Did other land users / projects adopt the Approach?
  • No
  • Yes, little
  • Yes, moderately
  • Yes, greatly

6.3 Sustainability of Approach activities

Can the land users sustain what has been implemented through the Approach (without external support)?
  • yes

6.4 Strengths/ advantages of the Approach

Strengths/ advantages/ opportunities in the land user’s view
Raising yield and soil moisture as well as fertility. (How to sustain/ enhance this strength: Leaving high residual straw and cover soil surface.)
Strengths/ advantages/ opportunities in the compiler’s or other key resource person’s view
Practical (How to sustain/ enhance this strength: Financial support from various government)
Very welcome by farmers. Great economic and ecological benefits (How to sustain/ enhance this strength: enlarging extension)

6.5 Weaknesses/ disadvantages of the Approach and ways of overcoming them
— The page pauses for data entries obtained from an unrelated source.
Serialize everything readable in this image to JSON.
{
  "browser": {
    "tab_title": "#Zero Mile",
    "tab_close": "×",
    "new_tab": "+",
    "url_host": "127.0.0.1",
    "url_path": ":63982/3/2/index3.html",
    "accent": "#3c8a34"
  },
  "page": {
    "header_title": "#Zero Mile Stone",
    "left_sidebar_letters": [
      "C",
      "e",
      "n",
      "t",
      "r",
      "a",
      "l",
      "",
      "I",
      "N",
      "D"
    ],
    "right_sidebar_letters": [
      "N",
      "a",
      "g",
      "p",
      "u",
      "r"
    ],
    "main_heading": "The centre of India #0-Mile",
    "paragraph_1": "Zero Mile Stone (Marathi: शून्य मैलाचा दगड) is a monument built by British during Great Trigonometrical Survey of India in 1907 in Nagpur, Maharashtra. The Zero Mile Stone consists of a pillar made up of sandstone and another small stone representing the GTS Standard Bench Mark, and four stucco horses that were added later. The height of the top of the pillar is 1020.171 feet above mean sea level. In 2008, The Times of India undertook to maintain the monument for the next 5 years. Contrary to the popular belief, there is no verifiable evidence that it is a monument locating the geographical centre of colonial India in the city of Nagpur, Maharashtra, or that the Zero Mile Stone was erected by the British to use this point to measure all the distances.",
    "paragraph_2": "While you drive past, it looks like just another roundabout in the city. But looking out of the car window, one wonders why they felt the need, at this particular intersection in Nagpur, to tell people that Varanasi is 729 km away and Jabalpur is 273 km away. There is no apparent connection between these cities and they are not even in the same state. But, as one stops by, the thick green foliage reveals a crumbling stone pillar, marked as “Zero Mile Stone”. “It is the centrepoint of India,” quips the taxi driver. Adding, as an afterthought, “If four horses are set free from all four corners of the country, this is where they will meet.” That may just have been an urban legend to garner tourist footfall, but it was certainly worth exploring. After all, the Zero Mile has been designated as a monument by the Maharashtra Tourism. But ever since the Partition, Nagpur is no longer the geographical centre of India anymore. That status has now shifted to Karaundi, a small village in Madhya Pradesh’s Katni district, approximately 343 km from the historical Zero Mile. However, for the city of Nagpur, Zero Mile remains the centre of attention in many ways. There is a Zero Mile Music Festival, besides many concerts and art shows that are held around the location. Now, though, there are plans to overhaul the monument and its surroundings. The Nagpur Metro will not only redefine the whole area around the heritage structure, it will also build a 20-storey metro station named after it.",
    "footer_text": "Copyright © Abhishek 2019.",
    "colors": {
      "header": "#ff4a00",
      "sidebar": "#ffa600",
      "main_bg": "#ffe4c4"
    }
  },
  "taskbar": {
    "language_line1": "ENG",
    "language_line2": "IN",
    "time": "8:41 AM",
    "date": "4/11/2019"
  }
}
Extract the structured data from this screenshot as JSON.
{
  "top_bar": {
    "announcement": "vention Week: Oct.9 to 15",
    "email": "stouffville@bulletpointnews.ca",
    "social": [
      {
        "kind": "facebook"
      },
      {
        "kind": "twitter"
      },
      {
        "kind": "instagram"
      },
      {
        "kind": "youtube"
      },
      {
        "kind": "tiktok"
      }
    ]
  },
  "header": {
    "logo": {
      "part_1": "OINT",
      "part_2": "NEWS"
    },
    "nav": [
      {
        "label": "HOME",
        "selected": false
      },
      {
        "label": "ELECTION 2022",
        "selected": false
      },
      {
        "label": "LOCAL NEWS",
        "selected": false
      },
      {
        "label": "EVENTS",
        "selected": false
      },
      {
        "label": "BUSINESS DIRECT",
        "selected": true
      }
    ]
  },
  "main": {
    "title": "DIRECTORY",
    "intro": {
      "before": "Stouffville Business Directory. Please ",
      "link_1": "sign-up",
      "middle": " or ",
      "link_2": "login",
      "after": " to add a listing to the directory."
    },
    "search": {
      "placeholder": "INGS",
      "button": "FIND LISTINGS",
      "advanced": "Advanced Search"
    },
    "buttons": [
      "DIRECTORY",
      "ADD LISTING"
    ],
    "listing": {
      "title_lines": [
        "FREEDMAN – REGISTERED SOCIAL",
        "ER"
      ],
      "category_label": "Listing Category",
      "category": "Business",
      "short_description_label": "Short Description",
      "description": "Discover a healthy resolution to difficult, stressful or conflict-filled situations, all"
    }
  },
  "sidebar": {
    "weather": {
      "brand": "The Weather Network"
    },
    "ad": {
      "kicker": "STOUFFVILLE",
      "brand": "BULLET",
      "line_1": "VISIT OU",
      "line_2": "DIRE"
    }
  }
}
Weaknesses/ disadvantages/ risks in the land user’s view How can they be overcome?
Shortage of finance Raising money
Weaknesses/ disadvantages/ risks in the compiler’s or other key resource person’s view How can they be overcome?
Hard to widely extension due to expensive tillage machinery Government should financially support

7. References and links

7.1 Methods/ sources of information

  • field visits, field surveys
  • interviews with land users

7.2 References to available publications

Title, author, year, ISBN:

Report of ninth-Five plan project on Dryland Farming, Jan 2002,

Available from where? Costs?

internal reference

Title, author, year, ISBN:

Introduction of Luoayng physicography

Available from where? Costs?

unpublished materials

Title, author, year, ISBN:

No-till farming for sustainable rural development, 2002

Available from where? Costs?

World Bank

Title, author, year, ISBN:

A road map from conventional to no-till farming, 2002

Available from where? Costs?

World Bank

Title, author, year, ISBN:

Conservation agriculture, 2001

Available from where? Costs?

FAO

Links and modules

Expand all Collapse all

Modules